So, with now only three days until my Moda Bake Shop debut and Sherbet Pips Layer Cake giveaway (oops, did I reveal what I'm giving away...), I need to distract myself again and what better way to do that than by telling you how to print your DQS (or other) label. And here is the label I have just added to my DQS.
Now, there are two ways of doing this. For my DQS which is unlikely to be washed and washed and washed, I printed the quick, easy, lazy way. For my sister's Penguin Books quilt, I printed the longer, slower way as the ink will have to withstand regular washing. That method is explained in this post.
Oooh I forgot to show you my quilt all quilted - thank you for the many and varied quilting suggestions. I have gone with a kind of melange (pretentious, moi?) of a few of the suggestions and stitched random parallel lines in black, grey, pink, aqua and deep red. It has given the quilt a lovely, heavy, leathery texture and I am now happy. And it's all about me.
For the quicker, easier printing on fabric method, iron a piece of fabric to a sheet of freezer paper so that the fabric overhangs the paper slightly all round. Trim the excess fabric to fit the sheet of freezer paper.

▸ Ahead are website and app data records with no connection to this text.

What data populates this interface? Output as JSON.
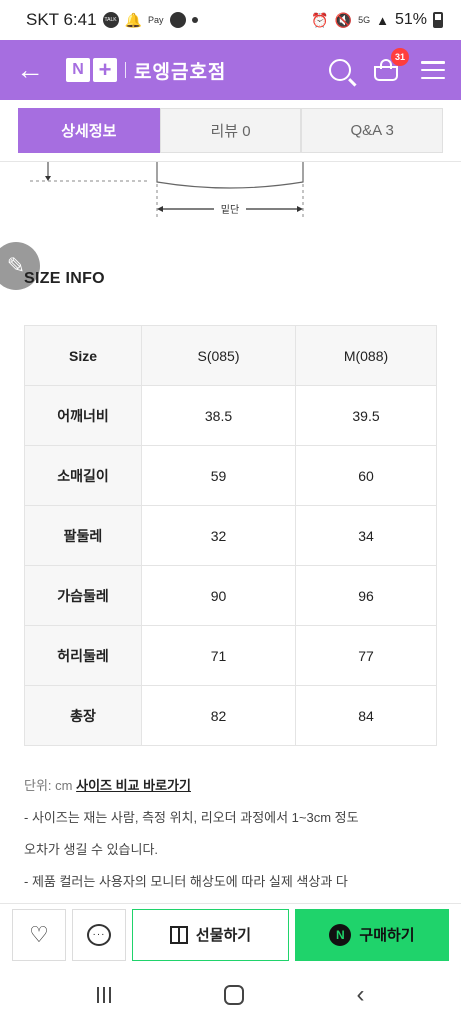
{
  "status_bar": {
    "carrier_time": "SKT 6:41",
    "talk_icon": "TALK",
    "pay_icon": "Pay",
    "network": "5G",
    "battery": "51%"
  },
  "header": {
    "logo_n": "N",
    "logo_plus": "+",
    "store_name": "로엥금호점",
    "cart_count": "31",
    "colors": {
      "brand": "#a66ee0",
      "badge": "#ff3d3d"
    }
  },
  "tabs": [
    {
      "label": "상세정보",
      "active": true
    },
    {
      "label": "리뷰 0",
      "active": false
    },
    {
      "label": "Q&A 3",
      "active": false
    }
  ],
  "diagram": {
    "label": "밑단"
  },
  "size_info": {
    "title": "SIZE INFO",
    "headers": [
      "Size",
      "S(085)",
      "M(088)"
    ],
    "rows": [
      {
        "name": "어깨너비",
        "s": "38.5",
        "m": "39.5"
      },
      {
        "name": "소매길이",
        "s": "59",
        "m": "60"
      },
      {
        "name": "팔둘레",
        "s": "32",
        "m": "34"
      },
      {
        "name": "가슴둘레",
        "s": "90",
        "m": "96"
      },
      {
        "name": "허리둘레",
        "s": "71",
        "m": "77"
      },
      {
        "name": "총장",
        "s": "82",
        "m": "84"
      }
    ]
  },
  "notes": {
    "unit_label": "단위: cm",
    "compare_link": "사이즈 비교 바로가기",
    "line1": "- 사이즈는 재는 사람, 측정 위치, 리오더 과정에서 1~3cm 정도",
    "line2": "오차가 생길 수 있습니다.",
    "line3": "- 제품 컬러는 사용자의 모니터 해상도에 따라 실제 색상과 다"
  },
  "bottom_bar": {
    "gift_label": "선물하기",
    "buy_label": "구매하기",
    "npay_mark": "N",
    "talk_icon_text": "···",
    "colors": {
      "naver_green": "#1fd36b"
    }
  }
}
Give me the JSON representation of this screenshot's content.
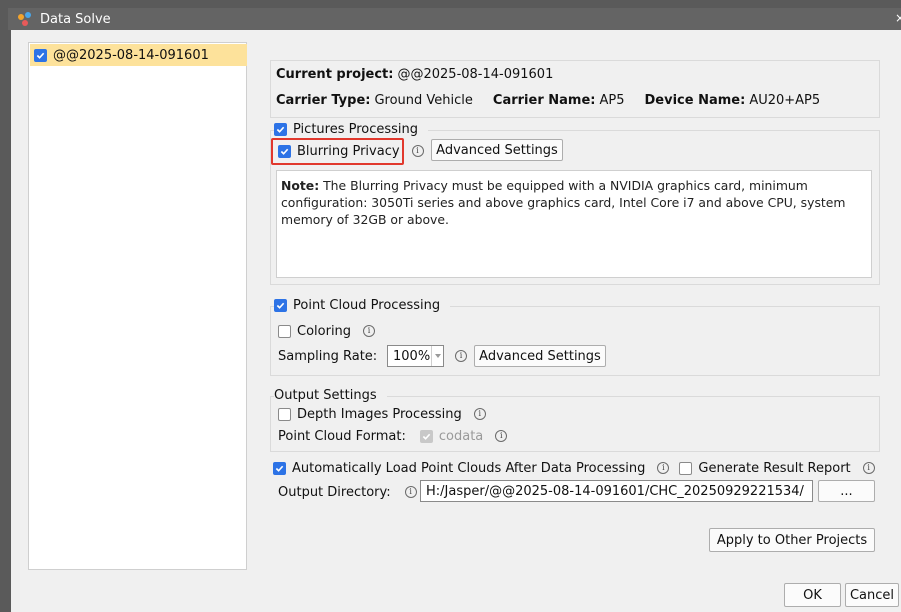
{
  "window": {
    "title": "Data Solve",
    "close_glyph": "×"
  },
  "project_list": {
    "items": [
      {
        "label": "@@2025-08-14-091601",
        "checked": true
      }
    ]
  },
  "project_info": {
    "current_project_label": "Current project:",
    "current_project_value": "@@2025-08-14-091601",
    "carrier_type_label": "Carrier Type:",
    "carrier_type_value": "Ground Vehicle",
    "carrier_name_label": "Carrier Name:",
    "carrier_name_value": "AP5",
    "device_name_label": "Device Name:",
    "device_name_value": "AU20+AP5"
  },
  "pictures_processing": {
    "label": "Pictures Processing",
    "checked": true,
    "blurring_privacy_label": "Blurring Privacy",
    "blurring_privacy_checked": true,
    "advanced_settings_label": "Advanced Settings",
    "note_label": "Note:",
    "note_text": " The Blurring Privacy must be equipped with a NVIDIA graphics card, minimum configuration: 3050Ti series and above graphics card, Intel Core i7 and above CPU, system memory of 32GB or above."
  },
  "point_cloud_processing": {
    "label": "Point Cloud Processing",
    "checked": true,
    "coloring_label": "Coloring",
    "coloring_checked": false,
    "sampling_rate_label": "Sampling Rate:",
    "sampling_rate_value": "100%",
    "advanced_settings_label": "Advanced Settings"
  },
  "output_settings": {
    "label": "Output Settings",
    "depth_images_label": "Depth Images Processing",
    "depth_images_checked": false,
    "point_cloud_format_label": "Point Cloud Format:",
    "point_cloud_format_value": "codata",
    "point_cloud_format_checked": true
  },
  "auto_load": {
    "label": "Automatically Load Point Clouds After Data Processing",
    "checked": true,
    "generate_report_label": "Generate Result Report",
    "generate_report_checked": false
  },
  "output_directory": {
    "label": "Output Directory:",
    "value": "H:/Jasper/@@2025-08-14-091601/CHC_20250929221534/",
    "browse_label": "..."
  },
  "buttons": {
    "apply_other_label": "Apply to Other Projects",
    "ok_label": "OK",
    "cancel_label": "Cancel"
  },
  "colors": {
    "accent": "#2d73e6",
    "selection": "#fde29b",
    "highlight": "#e1382d",
    "titlebar": "#646464"
  },
  "icons": [
    "app-logo-icon",
    "checkbox-icon",
    "info-icon",
    "dropdown-arrow-icon",
    "close-icon"
  ]
}
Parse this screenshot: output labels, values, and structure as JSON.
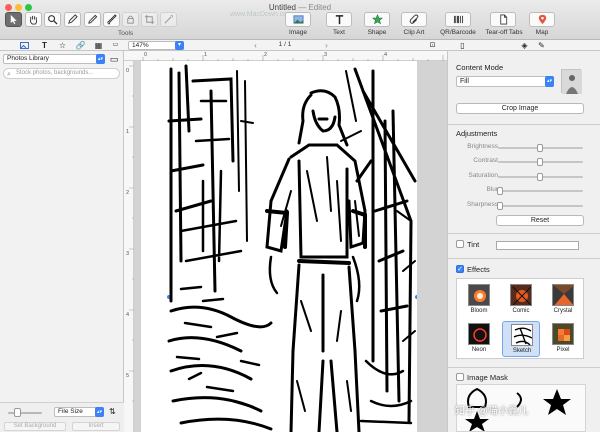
{
  "window": {
    "title": "Untitled",
    "edited": "— Edited",
    "url_overlay": "www.MacDown.com"
  },
  "colors": {
    "close": "#fe5f57",
    "minimize": "#febc2e",
    "zoom": "#28c840",
    "accent": "#3b82f6"
  },
  "toolbar": {
    "tools_label": "Tools",
    "tools": [
      "select-arrow-icon",
      "hand-icon",
      "magnifier-icon",
      "pen-icon",
      "pencil-icon",
      "brush-icon",
      "lock-icon",
      "crop-icon",
      "wand-icon"
    ],
    "insert": [
      {
        "label": "Image",
        "icon": "image-icon"
      },
      {
        "label": "Text",
        "icon": "text-icon"
      },
      {
        "label": "Shape",
        "icon": "star-icon"
      },
      {
        "label": "Clip Art",
        "icon": "paperclip-icon"
      },
      {
        "label": "QR/Barcode",
        "icon": "barcode-icon"
      },
      {
        "label": "Tear-off Tabs",
        "icon": "document-icon"
      },
      {
        "label": "Map",
        "icon": "map-pin-icon"
      }
    ]
  },
  "subbar": {
    "zoom": "147%",
    "page": "1 / 1"
  },
  "left_panel": {
    "source": "Photos Library",
    "search_placeholder": "Stock photos, backgrounds...",
    "file_size": "File Size",
    "set_background": "Set Background",
    "insert": "Insert"
  },
  "rulers": {
    "top": [
      "0",
      "1",
      "2",
      "3",
      "4"
    ],
    "left": [
      "0",
      "1",
      "2",
      "3",
      "4",
      "5"
    ]
  },
  "right_panel": {
    "content_mode_label": "Content Mode",
    "content_mode_value": "Fill",
    "crop_image": "Crop Image",
    "adjustments_label": "Adjustments",
    "adjustments": [
      {
        "label": "Brightness",
        "value": 0.5
      },
      {
        "label": "Contrast",
        "value": 0.5
      },
      {
        "label": "Saturation",
        "value": 0.5
      },
      {
        "label": "Blur",
        "value": 0.0
      },
      {
        "label": "Sharpness",
        "value": 0.0
      }
    ],
    "reset": "Reset",
    "tint_label": "Tint",
    "effects_label": "Effects",
    "effects": [
      "Bloom",
      "Comic",
      "Crystal",
      "Neon",
      "Sketch",
      "Pixel"
    ],
    "selected_effect": "Sketch",
    "image_mask_label": "Image Mask"
  },
  "watermark": "知乎 @喵小鑫儿"
}
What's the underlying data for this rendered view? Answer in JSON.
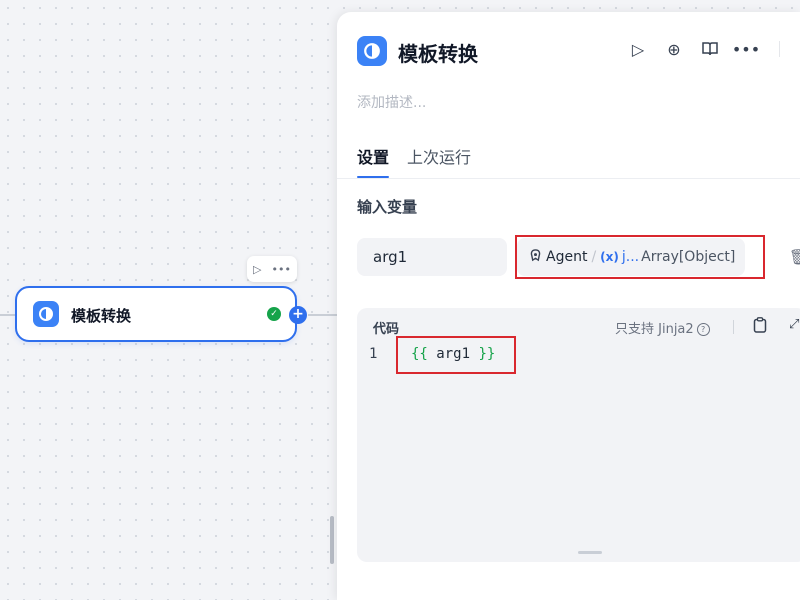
{
  "node": {
    "title": "模板转换",
    "toolbar": {
      "run_icon": "play-icon",
      "more_icon": "more-icon"
    },
    "status_icon": "check-icon",
    "add_icon": "plus-icon"
  },
  "panel": {
    "title": "模板转换",
    "description_placeholder": "添加描述...",
    "actions": [
      "play-icon",
      "locate-icon",
      "book-icon",
      "more-icon"
    ],
    "tabs": [
      {
        "label": "设置",
        "active": true
      },
      {
        "label": "上次运行",
        "active": false
      }
    ],
    "input_section": {
      "label": "输入变量",
      "variable": {
        "name": "arg1",
        "ref_agent": "Agent",
        "ref_separator": "/",
        "ref_icon": "(x)",
        "ref_var": "j...",
        "ref_type": "Array[Object]"
      }
    },
    "code": {
      "label": "代码",
      "hint": "只支持 Jinja2",
      "line_number": "1",
      "open_brace": "{{",
      "expr": "arg1",
      "close_brace": "}}"
    }
  },
  "colors": {
    "accent": "#2f6fed",
    "highlight": "#d9272e",
    "success": "#16a34a"
  }
}
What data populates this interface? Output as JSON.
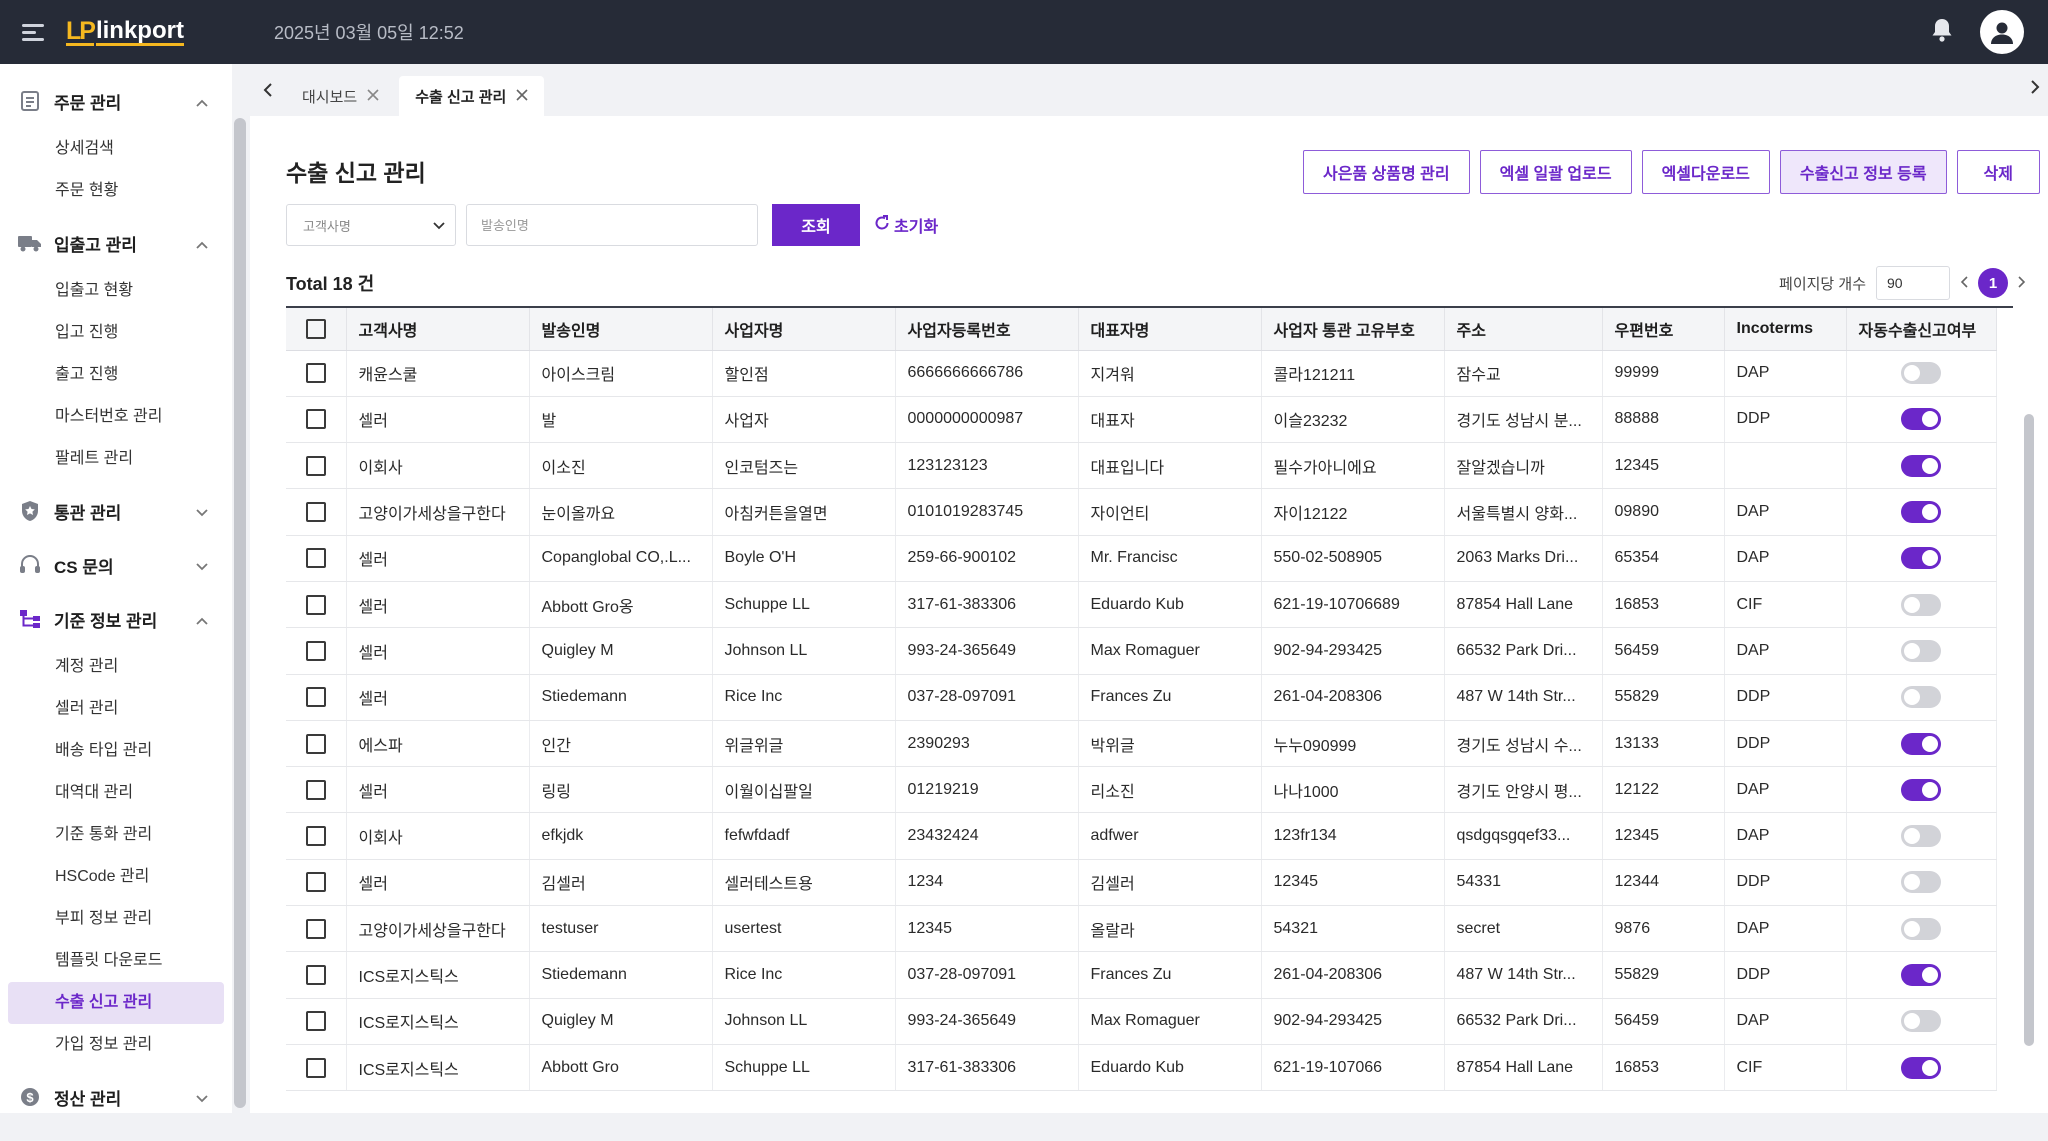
{
  "header": {
    "logo_mark": "LP",
    "logo_text": "linkport",
    "datetime": "2025년 03월 05일 12:52"
  },
  "sidebar": {
    "groups": [
      {
        "label": "주문 관리",
        "icon": "document-icon",
        "expanded": true,
        "items": [
          "상세검색",
          "주문 현황"
        ]
      },
      {
        "label": "입출고 관리",
        "icon": "truck-icon",
        "expanded": true,
        "items": [
          "입출고 현황",
          "입고 진행",
          "출고 진행",
          "마스터번호 관리",
          "팔레트 관리"
        ]
      },
      {
        "label": "통관 관리",
        "icon": "shield-icon",
        "expanded": false,
        "items": []
      },
      {
        "label": "CS 문의",
        "icon": "headset-icon",
        "expanded": false,
        "items": []
      },
      {
        "label": "기준 정보 관리",
        "icon": "hierarchy-icon",
        "expanded": true,
        "items": [
          "계정 관리",
          "셀러 관리",
          "배송 타입 관리",
          "대역대 관리",
          "기준 통화 관리",
          "HSCode 관리",
          "부피 정보 관리",
          "템플릿 다운로드",
          "수출 신고 관리",
          "가입 정보 관리"
        ]
      },
      {
        "label": "정산 관리",
        "icon": "dollar-icon",
        "expanded": false,
        "items": []
      }
    ],
    "active_item": "수출 신고 관리"
  },
  "tabs": [
    {
      "label": "대시보드",
      "active": false
    },
    {
      "label": "수출 신고 관리",
      "active": true
    }
  ],
  "page": {
    "title": "수출 신고 관리",
    "buttons": {
      "gift": "사은품 상품명 관리",
      "excel_upload": "엑셀 일괄 업로드",
      "excel_download": "엑셀다운로드",
      "register": "수출신고 정보 등록",
      "delete": "삭제"
    },
    "search": {
      "select_placeholder": "고객사명",
      "input_placeholder": "발송인명",
      "search_label": "조회",
      "reset_label": "초기화"
    },
    "total": "Total 18 건",
    "pager": {
      "per_page_label": "페이지당 개수",
      "per_page_value": "90",
      "current_page": "1"
    }
  },
  "colors": {
    "accent": "#6b27c9",
    "topbar": "#262b37"
  },
  "table": {
    "columns": [
      "고객사명",
      "발송인명",
      "사업자명",
      "사업자등록번호",
      "대표자명",
      "사업자 통관 고유부호",
      "주소",
      "우편번호",
      "Incoterms",
      "자동수출신고여부"
    ],
    "rows": [
      {
        "customer": "캐윤스쿨",
        "sender": "아이스크림",
        "biz": "할인점",
        "reg_no": "6666666666786",
        "ceo": "지겨워",
        "customs": "콜라121211",
        "address": "잠수교",
        "zip": "99999",
        "incoterms": "DAP",
        "auto": false
      },
      {
        "customer": "셀러",
        "sender": "발",
        "biz": "사업자",
        "reg_no": "0000000000987",
        "ceo": "대표자",
        "customs": "이슬23232",
        "address": "경기도 성남시 분...",
        "zip": "88888",
        "incoterms": "DDP",
        "auto": true
      },
      {
        "customer": "이회사",
        "sender": "이소진",
        "biz": "인코텀즈는",
        "reg_no": "123123123",
        "ceo": "대표입니다",
        "customs": "필수가아니에요",
        "address": "잘알겠습니까",
        "zip": "12345",
        "incoterms": "",
        "auto": true
      },
      {
        "customer": "고양이가세상을구한다",
        "sender": "눈이올까요",
        "biz": "아침커튼을열면",
        "reg_no": "0101019283745",
        "ceo": "자이언티",
        "customs": "자이12122",
        "address": "서울특별시 양화...",
        "zip": "09890",
        "incoterms": "DAP",
        "auto": true
      },
      {
        "customer": "셀러",
        "sender": "Copanglobal CO,.L...",
        "biz": "Boyle O'H",
        "reg_no": "259-66-900102",
        "ceo": "Mr. Francisc",
        "customs": "550-02-508905",
        "address": "2063 Marks Dri...",
        "zip": "65354",
        "incoterms": "DAP",
        "auto": true
      },
      {
        "customer": "셀러",
        "sender": "Abbott Gro옹",
        "biz": "Schuppe LL",
        "reg_no": "317-61-383306",
        "ceo": "Eduardo Kub",
        "customs": "621-19-10706689",
        "address": "87854 Hall Lane",
        "zip": "16853",
        "incoterms": "CIF",
        "auto": false
      },
      {
        "customer": "셀러",
        "sender": "Quigley M",
        "biz": "Johnson LL",
        "reg_no": "993-24-365649",
        "ceo": "Max Romaguer",
        "customs": "902-94-293425",
        "address": "66532 Park Dri...",
        "zip": "56459",
        "incoterms": "DAP",
        "auto": false
      },
      {
        "customer": "셀러",
        "sender": "Stiedemann",
        "biz": "Rice Inc",
        "reg_no": "037-28-097091",
        "ceo": "Frances Zu",
        "customs": "261-04-208306",
        "address": "487 W 14th Str...",
        "zip": "55829",
        "incoterms": "DDP",
        "auto": false
      },
      {
        "customer": "에스파",
        "sender": "인간",
        "biz": "위글위글",
        "reg_no": "2390293",
        "ceo": "박위글",
        "customs": "누누090999",
        "address": "경기도 성남시 수...",
        "zip": "13133",
        "incoterms": "DDP",
        "auto": true
      },
      {
        "customer": "셀러",
        "sender": "링링",
        "biz": "이월이십팔일",
        "reg_no": "01219219",
        "ceo": "리소진",
        "customs": "나나1000",
        "address": "경기도 안양시 평...",
        "zip": "12122",
        "incoterms": "DAP",
        "auto": true
      },
      {
        "customer": "이회사",
        "sender": "efkjdk",
        "biz": "fefwfdadf",
        "reg_no": "23432424",
        "ceo": "adfwer",
        "customs": "123fr134",
        "address": "qsdgqsgqef33...",
        "zip": "12345",
        "incoterms": "DAP",
        "auto": false
      },
      {
        "customer": "셀러",
        "sender": "김셀러",
        "biz": "셀러테스트용",
        "reg_no": "1234",
        "ceo": "김셀러",
        "customs": "12345",
        "address": "54331",
        "zip": "12344",
        "incoterms": "DDP",
        "auto": false
      },
      {
        "customer": "고양이가세상을구한다",
        "sender": "testuser",
        "biz": "usertest",
        "reg_no": "12345",
        "ceo": "올랄라",
        "customs": "54321",
        "address": "secret",
        "zip": "9876",
        "incoterms": "DAP",
        "auto": false
      },
      {
        "customer": "ICS로지스틱스",
        "sender": "Stiedemann",
        "biz": "Rice Inc",
        "reg_no": "037-28-097091",
        "ceo": "Frances Zu",
        "customs": "261-04-208306",
        "address": "487 W 14th Str...",
        "zip": "55829",
        "incoterms": "DDP",
        "auto": true
      },
      {
        "customer": "ICS로지스틱스",
        "sender": "Quigley M",
        "biz": "Johnson LL",
        "reg_no": "993-24-365649",
        "ceo": "Max Romaguer",
        "customs": "902-94-293425",
        "address": "66532 Park Dri...",
        "zip": "56459",
        "incoterms": "DAP",
        "auto": false
      },
      {
        "customer": "ICS로지스틱스",
        "sender": "Abbott Gro",
        "biz": "Schuppe LL",
        "reg_no": "317-61-383306",
        "ceo": "Eduardo Kub",
        "customs": "621-19-107066",
        "address": "87854 Hall Lane",
        "zip": "16853",
        "incoterms": "CIF",
        "auto": true
      }
    ]
  }
}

Design a label on your computer, run the freezer paper with fabric attached through your printer (printing on a high quality setting will made the ink darker on the fabric) and VOILA, printed fabric. I "set" the printing by holding a hot iron on the dried ink for 5-10 seconds. Printed fabric using this method will withstand some washing but not as much as that using the Bubble Jet Set method described in the earlier post I linked to above. And here is the back of my quilt with the label flat and then lifted to show the printing.
For those of you who followed the ladies parts fiasco saga (blog post here, flickr conversation, which is very funny if you have a moment to read it, here, I am afraid the ladies parts stayed on the cutting room floor, I was going to use them for the label but they were screaming "ladies parts" at me and I wasn't sure that was the legacy I wanted for this quilt. Bye bye Regina Phalange.